What follows is an adventure that can be thrown in different genres of film. One is romantic, the other is horror, and another could be fantasy, where Lowery flawlessly weaves each chapter of the story into a cohesive narrative led by Gawain as he's tempted at every turn to do the right thing. Again, this is similar to the story of being visited by ghosts on Christmas. On his journey, he crosses paths with a young man (Barry Keoghan), who is stealing from the dead on a battlefield. He visits a supernatural woman looking for help, crosses paths with gentle giants, and is accompanied by a side-kick fox that ultimately leads him to a luxurious castle full of temptation with some familiar faces. All of these trials and obstacles have Sir Gawain making direct choices that will ultimately impact his life and make him the man his aunt and uncle see in him. It also makes for such a phenomenal transition in character when he finally comes face to face with the green knight again.

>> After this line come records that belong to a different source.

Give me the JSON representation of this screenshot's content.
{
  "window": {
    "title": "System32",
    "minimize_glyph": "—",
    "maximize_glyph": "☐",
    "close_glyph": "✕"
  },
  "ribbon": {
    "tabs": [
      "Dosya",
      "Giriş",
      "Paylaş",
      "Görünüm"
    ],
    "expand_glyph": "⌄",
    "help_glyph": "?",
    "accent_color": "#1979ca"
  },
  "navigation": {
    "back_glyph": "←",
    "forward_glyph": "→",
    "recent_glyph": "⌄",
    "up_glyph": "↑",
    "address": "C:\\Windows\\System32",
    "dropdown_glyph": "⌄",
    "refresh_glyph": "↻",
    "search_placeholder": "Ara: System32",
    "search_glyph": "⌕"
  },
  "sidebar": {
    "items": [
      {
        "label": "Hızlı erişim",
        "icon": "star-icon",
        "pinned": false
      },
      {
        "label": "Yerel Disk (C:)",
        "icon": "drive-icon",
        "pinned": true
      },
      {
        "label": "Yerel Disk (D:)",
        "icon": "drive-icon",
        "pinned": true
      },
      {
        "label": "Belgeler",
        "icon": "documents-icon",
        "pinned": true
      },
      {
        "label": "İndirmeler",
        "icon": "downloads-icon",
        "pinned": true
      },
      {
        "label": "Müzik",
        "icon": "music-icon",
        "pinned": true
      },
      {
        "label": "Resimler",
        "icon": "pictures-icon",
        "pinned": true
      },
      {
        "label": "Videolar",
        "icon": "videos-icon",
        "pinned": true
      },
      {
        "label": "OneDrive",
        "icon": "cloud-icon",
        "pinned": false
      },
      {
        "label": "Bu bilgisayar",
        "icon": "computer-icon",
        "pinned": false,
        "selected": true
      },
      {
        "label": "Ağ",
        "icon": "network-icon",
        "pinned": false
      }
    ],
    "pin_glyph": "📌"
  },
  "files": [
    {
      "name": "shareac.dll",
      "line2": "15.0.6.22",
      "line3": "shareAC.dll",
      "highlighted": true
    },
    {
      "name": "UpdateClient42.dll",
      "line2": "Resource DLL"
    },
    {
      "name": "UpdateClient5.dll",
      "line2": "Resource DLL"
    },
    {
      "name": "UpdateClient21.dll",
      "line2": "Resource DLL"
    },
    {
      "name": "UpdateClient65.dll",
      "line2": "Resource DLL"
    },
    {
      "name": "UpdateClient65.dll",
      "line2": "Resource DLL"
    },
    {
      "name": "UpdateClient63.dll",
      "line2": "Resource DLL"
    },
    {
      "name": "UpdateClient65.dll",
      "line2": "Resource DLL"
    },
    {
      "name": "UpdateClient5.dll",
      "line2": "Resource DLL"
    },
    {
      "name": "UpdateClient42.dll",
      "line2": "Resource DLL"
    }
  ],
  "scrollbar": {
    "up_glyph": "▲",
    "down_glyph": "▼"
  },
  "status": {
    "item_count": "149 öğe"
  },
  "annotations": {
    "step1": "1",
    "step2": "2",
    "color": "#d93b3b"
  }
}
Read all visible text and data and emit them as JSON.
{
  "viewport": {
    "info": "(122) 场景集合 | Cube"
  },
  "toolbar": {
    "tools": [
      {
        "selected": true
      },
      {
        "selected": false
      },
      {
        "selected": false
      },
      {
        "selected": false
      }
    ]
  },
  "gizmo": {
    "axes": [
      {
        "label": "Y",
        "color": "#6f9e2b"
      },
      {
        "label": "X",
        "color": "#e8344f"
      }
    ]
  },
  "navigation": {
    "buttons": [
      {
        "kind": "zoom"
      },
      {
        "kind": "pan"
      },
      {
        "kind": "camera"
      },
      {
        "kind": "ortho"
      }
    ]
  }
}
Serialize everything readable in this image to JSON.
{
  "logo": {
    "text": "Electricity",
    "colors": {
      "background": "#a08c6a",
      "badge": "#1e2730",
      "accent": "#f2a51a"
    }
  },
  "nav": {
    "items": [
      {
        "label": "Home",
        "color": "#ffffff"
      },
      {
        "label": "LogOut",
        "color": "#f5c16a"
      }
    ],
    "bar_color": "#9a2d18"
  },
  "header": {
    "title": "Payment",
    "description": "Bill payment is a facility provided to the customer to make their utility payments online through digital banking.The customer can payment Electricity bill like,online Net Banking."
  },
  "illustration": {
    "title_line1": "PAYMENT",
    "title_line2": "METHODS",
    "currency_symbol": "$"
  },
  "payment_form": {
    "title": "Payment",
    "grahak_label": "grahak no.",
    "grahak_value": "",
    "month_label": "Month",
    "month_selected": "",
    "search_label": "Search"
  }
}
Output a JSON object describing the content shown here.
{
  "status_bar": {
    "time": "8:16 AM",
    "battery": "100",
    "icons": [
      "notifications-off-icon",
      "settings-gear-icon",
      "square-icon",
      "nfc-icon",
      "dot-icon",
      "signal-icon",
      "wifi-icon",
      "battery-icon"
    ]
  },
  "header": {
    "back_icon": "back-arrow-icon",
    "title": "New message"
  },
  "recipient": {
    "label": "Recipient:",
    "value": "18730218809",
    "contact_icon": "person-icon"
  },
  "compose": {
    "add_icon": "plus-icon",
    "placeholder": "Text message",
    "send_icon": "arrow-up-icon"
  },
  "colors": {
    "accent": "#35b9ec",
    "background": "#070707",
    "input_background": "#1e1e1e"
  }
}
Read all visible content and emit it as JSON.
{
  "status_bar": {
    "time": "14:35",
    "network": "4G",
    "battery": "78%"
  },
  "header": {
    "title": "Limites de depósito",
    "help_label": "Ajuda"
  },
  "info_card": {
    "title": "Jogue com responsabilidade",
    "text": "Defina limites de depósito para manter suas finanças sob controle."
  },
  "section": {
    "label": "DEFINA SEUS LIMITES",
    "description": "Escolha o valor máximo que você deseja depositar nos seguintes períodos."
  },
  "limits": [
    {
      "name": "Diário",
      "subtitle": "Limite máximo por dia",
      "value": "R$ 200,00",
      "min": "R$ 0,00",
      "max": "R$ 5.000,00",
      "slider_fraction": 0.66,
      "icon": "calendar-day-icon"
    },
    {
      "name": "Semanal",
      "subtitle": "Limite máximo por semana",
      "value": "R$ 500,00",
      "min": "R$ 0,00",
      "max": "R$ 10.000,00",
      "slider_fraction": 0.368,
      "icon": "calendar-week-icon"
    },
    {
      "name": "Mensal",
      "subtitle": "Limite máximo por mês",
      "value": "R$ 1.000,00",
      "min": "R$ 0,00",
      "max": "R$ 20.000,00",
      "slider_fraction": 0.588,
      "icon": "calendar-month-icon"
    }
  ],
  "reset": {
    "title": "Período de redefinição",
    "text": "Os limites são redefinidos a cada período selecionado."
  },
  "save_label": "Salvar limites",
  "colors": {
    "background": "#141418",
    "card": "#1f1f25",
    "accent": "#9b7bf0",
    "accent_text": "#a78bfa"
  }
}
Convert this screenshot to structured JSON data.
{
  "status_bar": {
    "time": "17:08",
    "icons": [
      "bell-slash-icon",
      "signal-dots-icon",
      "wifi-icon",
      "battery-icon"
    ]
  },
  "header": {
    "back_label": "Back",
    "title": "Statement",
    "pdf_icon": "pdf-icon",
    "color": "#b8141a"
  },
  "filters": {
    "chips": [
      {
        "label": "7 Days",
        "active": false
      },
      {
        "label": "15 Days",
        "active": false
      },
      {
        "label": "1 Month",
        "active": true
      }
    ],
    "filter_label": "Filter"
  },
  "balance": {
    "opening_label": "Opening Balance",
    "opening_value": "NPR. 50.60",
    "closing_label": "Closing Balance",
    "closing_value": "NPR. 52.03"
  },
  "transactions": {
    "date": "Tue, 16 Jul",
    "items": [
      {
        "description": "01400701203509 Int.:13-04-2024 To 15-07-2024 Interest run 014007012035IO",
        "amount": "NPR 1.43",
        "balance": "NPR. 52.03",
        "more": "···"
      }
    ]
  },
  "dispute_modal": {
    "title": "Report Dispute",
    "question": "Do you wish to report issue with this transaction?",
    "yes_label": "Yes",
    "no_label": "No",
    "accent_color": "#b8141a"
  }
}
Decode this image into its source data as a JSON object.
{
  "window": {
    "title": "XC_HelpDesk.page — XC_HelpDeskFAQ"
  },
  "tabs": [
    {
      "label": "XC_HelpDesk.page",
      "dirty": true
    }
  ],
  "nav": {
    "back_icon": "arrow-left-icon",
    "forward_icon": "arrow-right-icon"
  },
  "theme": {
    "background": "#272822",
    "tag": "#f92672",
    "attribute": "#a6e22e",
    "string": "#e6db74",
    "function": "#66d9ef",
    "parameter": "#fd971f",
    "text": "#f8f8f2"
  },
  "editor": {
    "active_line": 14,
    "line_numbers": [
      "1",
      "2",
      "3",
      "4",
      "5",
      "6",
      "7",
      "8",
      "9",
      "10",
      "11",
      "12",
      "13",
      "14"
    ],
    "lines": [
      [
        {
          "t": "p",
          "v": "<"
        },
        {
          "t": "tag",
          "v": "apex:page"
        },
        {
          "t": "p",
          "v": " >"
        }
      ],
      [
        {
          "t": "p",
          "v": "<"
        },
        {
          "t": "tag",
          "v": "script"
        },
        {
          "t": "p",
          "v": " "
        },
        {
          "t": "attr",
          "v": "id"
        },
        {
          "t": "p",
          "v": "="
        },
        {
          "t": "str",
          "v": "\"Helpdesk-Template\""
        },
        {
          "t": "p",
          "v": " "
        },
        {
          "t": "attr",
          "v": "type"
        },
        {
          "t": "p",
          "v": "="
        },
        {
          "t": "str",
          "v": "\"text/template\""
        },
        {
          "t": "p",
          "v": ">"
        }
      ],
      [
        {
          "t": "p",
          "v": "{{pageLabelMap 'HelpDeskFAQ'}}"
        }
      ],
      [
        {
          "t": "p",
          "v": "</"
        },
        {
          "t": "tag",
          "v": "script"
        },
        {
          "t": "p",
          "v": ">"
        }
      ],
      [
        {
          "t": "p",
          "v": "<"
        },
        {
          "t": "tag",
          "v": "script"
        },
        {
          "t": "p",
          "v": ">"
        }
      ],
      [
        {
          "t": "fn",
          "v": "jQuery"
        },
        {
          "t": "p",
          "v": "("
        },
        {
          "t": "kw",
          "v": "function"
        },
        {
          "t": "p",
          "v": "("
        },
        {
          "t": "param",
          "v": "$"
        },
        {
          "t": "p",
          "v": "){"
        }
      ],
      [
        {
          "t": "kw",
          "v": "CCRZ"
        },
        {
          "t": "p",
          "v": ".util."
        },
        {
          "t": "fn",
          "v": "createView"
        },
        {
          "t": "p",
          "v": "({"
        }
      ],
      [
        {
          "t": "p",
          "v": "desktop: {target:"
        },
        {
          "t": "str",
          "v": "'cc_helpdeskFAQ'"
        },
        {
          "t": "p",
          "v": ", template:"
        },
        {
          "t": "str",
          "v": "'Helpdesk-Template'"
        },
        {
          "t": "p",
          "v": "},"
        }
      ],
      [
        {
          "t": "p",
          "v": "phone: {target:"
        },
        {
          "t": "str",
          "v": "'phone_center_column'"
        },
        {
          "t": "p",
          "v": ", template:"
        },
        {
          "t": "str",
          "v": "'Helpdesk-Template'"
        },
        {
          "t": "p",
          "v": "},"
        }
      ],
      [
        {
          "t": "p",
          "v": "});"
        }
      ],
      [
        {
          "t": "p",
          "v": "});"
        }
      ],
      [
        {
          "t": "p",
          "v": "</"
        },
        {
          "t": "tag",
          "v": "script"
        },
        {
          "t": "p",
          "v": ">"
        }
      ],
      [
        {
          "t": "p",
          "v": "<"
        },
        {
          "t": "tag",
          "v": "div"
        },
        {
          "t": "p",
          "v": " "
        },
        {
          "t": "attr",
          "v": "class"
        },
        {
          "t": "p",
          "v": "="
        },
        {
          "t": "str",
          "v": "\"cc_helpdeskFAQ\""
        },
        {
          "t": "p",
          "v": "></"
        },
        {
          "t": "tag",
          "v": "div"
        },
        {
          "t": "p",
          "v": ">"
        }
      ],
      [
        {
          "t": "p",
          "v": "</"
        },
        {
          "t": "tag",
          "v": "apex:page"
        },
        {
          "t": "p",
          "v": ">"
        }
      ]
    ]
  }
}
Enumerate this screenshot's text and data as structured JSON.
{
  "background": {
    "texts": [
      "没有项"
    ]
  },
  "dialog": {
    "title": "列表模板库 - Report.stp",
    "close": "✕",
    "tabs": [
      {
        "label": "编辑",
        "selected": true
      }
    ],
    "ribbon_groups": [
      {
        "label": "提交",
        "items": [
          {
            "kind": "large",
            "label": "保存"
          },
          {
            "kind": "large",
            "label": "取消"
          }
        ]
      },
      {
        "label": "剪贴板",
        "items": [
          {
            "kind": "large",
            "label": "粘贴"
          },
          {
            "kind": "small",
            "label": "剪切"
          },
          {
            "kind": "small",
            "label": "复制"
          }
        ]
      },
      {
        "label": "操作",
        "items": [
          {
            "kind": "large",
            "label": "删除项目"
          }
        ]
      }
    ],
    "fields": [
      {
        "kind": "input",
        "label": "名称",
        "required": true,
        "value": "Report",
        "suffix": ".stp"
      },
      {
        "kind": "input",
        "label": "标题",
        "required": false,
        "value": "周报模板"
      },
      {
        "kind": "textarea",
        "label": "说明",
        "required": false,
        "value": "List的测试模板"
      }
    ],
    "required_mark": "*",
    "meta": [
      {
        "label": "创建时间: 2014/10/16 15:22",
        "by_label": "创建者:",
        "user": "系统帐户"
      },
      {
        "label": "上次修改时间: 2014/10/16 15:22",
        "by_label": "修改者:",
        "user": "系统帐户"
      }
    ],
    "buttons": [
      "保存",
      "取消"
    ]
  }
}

Lowery's pitch-perfect eye behind the camera has fully immersed everything and everyone watching into this old world with the amazing use of practical and digital Weta visual effects. Each scene looks beautiful and haunting at the same time as if there is another real-world that was discovered and used as an actual location. It's a visually stunning picture from start to finish. Everyone turns in amazing performances including the dual role of Alicia Vikander, Sean Harris, and Kate Dickey, however, it's Dev Patel's moment to shine and he does with such courage. Daniel Hart has come back for another collaboration with Lowery to set the mood for the film with some natural music cues that adds to the entire tone of the film. The Green Knight is pure excellence.